Passengers can expect good infotainment features, provided that optional Apple CarPlay/Android Auto has been installed. Priced at $350, that option is far cheaper than Mercedes-Benz’s proprietary COMAND system.
Recaro sport seats can be installed in the CLA 45. Particularly supportive and able to keep passengers firmly planted, they’re well worth the additional cost.
With either engine, powertrains are responsive and effective, though the CLA 250 doles out more ordinary performance. Not so the CLA 45 and its 375-horsepower engine. Able to hit 60 mph in 4.1 seconds, the CLA 45 is almost 3 seconds quicker than its CLA 250 mate. Particularly crisp steering and capable braking behavior help make the CLA 45 a car for the enthusiast.
The only drawback rises from the dual-clutch transmission, which tends to keep itself busy with gearchanges. Start-offs are smooth enough, and shifts are quick, but spirited driving can induce some jerky shifts.
Each CLA model feels stable and well-planted on the road. While either CLA provides a feeling of confidence, the ride is surprisingly unforgiving. In the CLA 45, with its 19-inch wheels and modified steering/suspension components, ride quality can become downright stiff. Adding the optional adjustable suspension helps considerably, striving to overcome bumps and pavement flaws to make the highway experience more pleasing than harshly annoying.

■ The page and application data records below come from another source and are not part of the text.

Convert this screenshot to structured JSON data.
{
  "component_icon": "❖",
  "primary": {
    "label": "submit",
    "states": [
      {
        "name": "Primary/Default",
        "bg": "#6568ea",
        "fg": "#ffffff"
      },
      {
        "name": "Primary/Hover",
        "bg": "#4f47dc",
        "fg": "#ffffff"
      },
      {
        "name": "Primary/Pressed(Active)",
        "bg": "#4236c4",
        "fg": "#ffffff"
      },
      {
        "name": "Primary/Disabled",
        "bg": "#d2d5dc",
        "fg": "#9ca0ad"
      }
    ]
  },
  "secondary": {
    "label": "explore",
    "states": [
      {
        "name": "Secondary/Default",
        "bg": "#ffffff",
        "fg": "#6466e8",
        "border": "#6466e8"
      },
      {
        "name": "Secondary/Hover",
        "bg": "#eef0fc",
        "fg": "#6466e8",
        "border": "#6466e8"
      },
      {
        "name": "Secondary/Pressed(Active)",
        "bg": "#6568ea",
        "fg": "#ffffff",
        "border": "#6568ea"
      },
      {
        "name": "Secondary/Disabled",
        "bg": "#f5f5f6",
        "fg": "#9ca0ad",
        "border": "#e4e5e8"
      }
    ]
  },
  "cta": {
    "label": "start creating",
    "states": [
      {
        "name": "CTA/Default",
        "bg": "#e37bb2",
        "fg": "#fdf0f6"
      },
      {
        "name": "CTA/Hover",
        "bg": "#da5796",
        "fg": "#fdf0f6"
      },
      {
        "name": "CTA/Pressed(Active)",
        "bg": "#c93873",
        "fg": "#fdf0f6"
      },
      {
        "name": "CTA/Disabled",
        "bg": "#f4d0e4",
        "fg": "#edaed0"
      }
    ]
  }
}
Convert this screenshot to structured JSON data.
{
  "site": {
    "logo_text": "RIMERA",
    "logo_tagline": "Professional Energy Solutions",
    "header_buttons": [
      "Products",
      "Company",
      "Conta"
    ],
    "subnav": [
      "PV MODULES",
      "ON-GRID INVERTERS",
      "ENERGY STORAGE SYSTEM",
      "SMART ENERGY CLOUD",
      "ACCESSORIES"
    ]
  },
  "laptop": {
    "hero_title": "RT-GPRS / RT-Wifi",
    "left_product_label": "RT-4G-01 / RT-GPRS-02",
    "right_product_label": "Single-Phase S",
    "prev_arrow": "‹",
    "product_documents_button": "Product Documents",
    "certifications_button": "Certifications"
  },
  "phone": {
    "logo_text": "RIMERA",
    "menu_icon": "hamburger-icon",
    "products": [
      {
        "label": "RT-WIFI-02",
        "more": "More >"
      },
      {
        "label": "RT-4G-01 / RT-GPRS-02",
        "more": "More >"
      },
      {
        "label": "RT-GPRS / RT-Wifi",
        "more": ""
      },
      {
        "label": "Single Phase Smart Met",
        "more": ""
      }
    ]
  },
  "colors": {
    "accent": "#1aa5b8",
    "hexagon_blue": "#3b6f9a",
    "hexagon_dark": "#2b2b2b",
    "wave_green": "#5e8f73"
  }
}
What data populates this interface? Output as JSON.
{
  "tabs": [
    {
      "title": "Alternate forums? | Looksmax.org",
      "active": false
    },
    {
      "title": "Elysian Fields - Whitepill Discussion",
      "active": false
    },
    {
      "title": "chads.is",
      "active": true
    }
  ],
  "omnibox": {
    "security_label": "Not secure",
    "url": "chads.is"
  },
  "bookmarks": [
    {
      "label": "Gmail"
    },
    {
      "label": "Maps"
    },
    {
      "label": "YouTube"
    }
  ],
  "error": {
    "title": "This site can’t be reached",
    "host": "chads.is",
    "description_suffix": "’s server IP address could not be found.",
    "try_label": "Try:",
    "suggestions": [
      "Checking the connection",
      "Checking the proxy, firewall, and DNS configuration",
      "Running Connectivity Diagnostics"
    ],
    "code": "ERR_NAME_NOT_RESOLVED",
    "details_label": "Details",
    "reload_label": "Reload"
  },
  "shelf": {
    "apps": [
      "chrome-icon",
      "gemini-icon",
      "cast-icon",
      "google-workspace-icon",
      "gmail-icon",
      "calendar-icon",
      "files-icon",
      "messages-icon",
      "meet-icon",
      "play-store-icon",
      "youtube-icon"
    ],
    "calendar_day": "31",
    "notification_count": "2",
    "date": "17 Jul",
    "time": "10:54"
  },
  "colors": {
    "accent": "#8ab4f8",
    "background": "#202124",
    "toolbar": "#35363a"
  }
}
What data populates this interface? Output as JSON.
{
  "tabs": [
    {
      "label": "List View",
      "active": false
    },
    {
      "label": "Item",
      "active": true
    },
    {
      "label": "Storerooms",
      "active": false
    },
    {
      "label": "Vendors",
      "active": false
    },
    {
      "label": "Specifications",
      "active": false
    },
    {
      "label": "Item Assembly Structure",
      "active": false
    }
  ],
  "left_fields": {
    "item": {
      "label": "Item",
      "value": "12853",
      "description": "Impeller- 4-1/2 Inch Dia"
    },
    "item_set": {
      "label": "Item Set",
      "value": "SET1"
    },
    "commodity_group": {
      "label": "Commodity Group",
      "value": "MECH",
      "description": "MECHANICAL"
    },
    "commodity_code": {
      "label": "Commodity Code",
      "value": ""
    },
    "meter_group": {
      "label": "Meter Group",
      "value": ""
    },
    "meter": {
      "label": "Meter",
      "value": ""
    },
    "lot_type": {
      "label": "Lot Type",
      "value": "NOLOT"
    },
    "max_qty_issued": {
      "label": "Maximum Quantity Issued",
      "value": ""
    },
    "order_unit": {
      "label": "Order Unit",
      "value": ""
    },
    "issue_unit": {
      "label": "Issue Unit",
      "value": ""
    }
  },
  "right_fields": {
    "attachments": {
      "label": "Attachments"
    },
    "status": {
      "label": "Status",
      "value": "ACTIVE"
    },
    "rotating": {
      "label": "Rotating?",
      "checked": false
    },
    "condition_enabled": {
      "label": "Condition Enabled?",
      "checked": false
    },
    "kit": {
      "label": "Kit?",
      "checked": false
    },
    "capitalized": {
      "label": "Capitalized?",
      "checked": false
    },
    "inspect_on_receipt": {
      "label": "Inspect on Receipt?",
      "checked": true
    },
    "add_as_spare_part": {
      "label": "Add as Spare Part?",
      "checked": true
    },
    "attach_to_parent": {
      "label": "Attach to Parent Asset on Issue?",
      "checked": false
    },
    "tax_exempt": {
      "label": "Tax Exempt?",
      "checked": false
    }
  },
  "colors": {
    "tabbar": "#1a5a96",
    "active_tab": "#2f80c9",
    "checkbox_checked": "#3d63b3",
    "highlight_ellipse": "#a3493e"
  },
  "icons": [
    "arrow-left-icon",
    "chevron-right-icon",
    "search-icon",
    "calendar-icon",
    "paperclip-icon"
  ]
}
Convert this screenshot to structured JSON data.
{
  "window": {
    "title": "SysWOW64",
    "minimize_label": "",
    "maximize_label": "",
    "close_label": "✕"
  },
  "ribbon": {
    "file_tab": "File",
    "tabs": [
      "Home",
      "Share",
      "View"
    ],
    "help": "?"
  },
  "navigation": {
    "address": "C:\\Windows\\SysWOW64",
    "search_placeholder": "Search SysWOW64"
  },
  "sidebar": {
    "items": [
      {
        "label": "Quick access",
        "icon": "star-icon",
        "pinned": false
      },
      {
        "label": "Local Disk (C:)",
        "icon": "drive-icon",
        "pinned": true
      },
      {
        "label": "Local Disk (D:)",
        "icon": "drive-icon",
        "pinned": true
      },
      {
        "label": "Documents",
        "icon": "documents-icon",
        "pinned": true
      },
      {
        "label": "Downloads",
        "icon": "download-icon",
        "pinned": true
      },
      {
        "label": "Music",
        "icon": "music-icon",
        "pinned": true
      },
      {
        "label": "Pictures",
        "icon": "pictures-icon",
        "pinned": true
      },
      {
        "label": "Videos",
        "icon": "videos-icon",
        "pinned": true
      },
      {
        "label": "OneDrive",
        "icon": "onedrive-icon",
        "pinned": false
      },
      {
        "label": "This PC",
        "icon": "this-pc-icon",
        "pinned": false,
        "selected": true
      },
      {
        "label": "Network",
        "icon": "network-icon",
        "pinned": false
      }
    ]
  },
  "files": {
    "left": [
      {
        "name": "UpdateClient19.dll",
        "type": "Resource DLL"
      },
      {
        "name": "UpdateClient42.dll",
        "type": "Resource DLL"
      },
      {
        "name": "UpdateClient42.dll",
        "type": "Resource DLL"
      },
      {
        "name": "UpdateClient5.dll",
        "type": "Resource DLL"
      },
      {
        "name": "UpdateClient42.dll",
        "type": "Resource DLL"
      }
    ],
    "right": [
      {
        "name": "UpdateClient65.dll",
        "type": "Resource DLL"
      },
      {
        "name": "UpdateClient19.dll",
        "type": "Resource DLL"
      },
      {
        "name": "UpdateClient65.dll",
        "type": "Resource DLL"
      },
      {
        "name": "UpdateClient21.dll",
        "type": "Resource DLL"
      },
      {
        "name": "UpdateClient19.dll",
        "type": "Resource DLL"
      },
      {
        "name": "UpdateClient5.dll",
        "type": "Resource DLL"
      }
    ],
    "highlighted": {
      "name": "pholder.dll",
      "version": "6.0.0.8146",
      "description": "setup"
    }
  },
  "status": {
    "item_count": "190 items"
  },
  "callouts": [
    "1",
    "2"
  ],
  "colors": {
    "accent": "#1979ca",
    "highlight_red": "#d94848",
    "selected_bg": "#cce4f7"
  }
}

When driven gently, at least, fuel economy is decent enough. With front-drive, the CLA 250 is EPA-rated at 24/37 mpg City/Highway, or 29 mpg Combined. All-wheel drive lowers the estimate to 24/32 mpg City/Highway, or 27 mpg Combined. The CLA 45 is only a little less frugal, EPA-rated at 23/30/26 mpg.
Standard stop/start operation helps fuel economy, but may yield some awkward stutters as the engine shuts off at stoplights, then re-engages.
Styling is the Mercedes CLA’s prime selling point â€“ but also its foremost drawback, limiting ability to carry four occupants. It’s still the lowest-price new Mercedes on the road, but add in critical safety options, and the CLA still costs more than $35,000.
Driving impressions by The Car Connection. James M. Flammang contributed to this report.